[Supplied material Boundary: Start]

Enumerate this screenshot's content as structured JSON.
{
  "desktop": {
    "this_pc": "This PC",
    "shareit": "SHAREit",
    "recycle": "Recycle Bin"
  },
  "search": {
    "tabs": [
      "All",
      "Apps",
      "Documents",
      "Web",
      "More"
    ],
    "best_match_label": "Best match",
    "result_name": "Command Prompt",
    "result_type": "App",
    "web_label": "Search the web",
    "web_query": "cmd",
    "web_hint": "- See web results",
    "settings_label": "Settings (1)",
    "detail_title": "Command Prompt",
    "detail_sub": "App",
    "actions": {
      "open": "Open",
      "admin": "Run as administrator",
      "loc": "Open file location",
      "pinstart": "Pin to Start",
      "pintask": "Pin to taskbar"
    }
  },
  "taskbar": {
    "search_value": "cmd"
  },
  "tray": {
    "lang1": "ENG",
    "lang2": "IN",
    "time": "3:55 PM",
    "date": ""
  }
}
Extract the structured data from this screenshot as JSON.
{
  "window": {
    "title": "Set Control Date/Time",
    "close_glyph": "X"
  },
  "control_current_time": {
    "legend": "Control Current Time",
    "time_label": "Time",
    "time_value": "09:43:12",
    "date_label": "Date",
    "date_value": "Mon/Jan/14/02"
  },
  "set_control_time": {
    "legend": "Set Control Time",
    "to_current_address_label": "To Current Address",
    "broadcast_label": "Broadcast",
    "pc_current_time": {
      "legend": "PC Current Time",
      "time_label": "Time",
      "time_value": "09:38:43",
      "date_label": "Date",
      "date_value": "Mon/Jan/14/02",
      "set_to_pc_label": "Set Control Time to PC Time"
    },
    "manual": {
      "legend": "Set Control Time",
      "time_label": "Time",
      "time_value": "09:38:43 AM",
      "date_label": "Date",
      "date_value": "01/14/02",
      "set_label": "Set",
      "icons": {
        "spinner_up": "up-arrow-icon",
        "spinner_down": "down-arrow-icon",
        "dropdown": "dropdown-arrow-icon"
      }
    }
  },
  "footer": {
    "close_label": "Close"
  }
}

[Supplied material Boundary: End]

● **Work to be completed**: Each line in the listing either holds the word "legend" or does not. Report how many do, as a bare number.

● **Your response**: 4